More than 30% of North America's bird populations are in "significant decline" according to conservationists.
The American Kestrel can hover like a hummingbird
The National Audubon Society's State of the Birds report draws on data collected between 1966 and 2003 for 654 American bird species.
The report looked at birds inhabiting grasslands, shrublands, forests, waterways and urban settings.
The report says the declines are abnormal and not part of the cyclical rise and fall in bird populations.
Most disturbing was the finding that 70% of bird species living in grasslands - such as the eastern meadowlark, bobolink, short-eared owl and greater prairie-chicken - are doing poorly.
The report found that for shrubland birds - including the northern bobwhite, painted bunting and Florida scrub-jay - 36% of species are declining significantly.
Smaller declines were noted in bird species living in forests, wetlands and urban areas.
Instead, they may be caused by the loss of native grasslands, overgrazing of grassland and shrubland, development of wetlands, bad forest management, invasive species, pollution and poor land use decisions.
DECLINES IN NORTH AMERICAN BIRDS
70% of grassland species declining significantly
36% of shrubland species declining significantly
25% of forest species declining significantly
13% of wetland species declining significantly
25% of urban birds declining significantly
"Like the canary in the coal mine warning the miner of danger ahead, birds are an indicator of environmental and human health," said Audubon president John Flicker.
"People created these problems and people can solve them if we act now."
The data contained in the report comes from the national Breeding Bird Survey counts from 1966 to 2003. The survey is coordinated and analysed by the US Geological Survey.

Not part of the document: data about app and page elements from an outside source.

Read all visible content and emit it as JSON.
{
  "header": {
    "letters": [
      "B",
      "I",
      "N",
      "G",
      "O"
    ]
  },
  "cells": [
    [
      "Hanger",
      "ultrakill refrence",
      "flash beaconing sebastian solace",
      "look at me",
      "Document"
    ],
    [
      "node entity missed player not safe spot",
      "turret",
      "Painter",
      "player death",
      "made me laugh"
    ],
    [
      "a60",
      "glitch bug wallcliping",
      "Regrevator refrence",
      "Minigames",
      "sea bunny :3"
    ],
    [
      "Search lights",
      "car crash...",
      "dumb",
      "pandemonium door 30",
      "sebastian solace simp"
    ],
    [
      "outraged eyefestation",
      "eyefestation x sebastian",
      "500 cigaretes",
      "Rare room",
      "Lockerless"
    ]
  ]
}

The report calls for more protection for the birds' habitats and increased conservation efforts by private landowners and homeowners.